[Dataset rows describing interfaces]

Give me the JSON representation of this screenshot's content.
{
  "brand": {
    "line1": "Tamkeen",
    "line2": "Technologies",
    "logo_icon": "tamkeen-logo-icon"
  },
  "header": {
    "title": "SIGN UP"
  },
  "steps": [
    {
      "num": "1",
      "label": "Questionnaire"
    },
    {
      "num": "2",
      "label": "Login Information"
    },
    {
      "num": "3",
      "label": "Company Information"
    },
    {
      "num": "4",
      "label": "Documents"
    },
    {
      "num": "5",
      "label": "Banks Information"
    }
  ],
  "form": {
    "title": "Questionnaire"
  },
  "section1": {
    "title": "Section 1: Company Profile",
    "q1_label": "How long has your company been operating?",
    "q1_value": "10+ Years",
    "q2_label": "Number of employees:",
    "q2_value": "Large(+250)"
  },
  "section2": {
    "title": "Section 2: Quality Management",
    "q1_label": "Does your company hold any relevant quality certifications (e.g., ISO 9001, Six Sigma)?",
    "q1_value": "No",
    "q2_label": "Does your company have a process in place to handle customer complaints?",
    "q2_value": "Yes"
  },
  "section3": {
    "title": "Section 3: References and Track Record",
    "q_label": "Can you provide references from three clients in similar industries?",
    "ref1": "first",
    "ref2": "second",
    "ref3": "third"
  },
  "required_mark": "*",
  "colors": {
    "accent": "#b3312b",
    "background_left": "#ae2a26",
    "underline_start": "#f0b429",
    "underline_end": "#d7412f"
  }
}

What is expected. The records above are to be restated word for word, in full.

Completed task.
Give me the JSON representation of this screenshot's content.
{
  "brand": {
    "line1": "Tamkeen",
    "line2": "Technologies",
    "logo_icon": "tamkeen-logo-icon"
  },
  "header": {
    "title": "SIGN UP"
  },
  "steps": [
    {
      "num": "1",
      "label": "Questionnaire"
    },
    {
      "num": "2",
      "label": "Login Information"
    },
    {
      "num": "3",
      "label": "Company Information"
    },
    {
      "num": "4",
      "label": "Documents"
    },
    {
      "num": "5",
      "label": "Banks Information"
    }
  ],
  "form": {
    "title": "Questionnaire"
  },
  "section1": {
    "title": "Section 1: Company Profile",
    "q1_label": "How long has your company been operating?",
    "q1_value": "10+ Years",
    "q2_label": "Number of employees:",
    "q2_value": "Large(+250)"
  },
  "section2": {
    "title": "Section 2: Quality Management",
    "q1_label": "Does your company hold any relevant quality certifications (e.g., ISO 9001, Six Sigma)?",
    "q1_value": "No",
    "q2_label": "Does your company have a process in place to handle customer complaints?",
    "q2_value": "Yes"
  },
  "section3": {
    "title": "Section 3: References and Track Record",
    "q_label": "Can you provide references from three clients in similar industries?",
    "ref1": "first",
    "ref2": "second",
    "ref3": "third"
  },
  "required_mark": "*",
  "colors": {
    "accent": "#b3312b",
    "background_left": "#ae2a26",
    "underline_start": "#f0b429",
    "underline_end": "#d7412f"
  }
}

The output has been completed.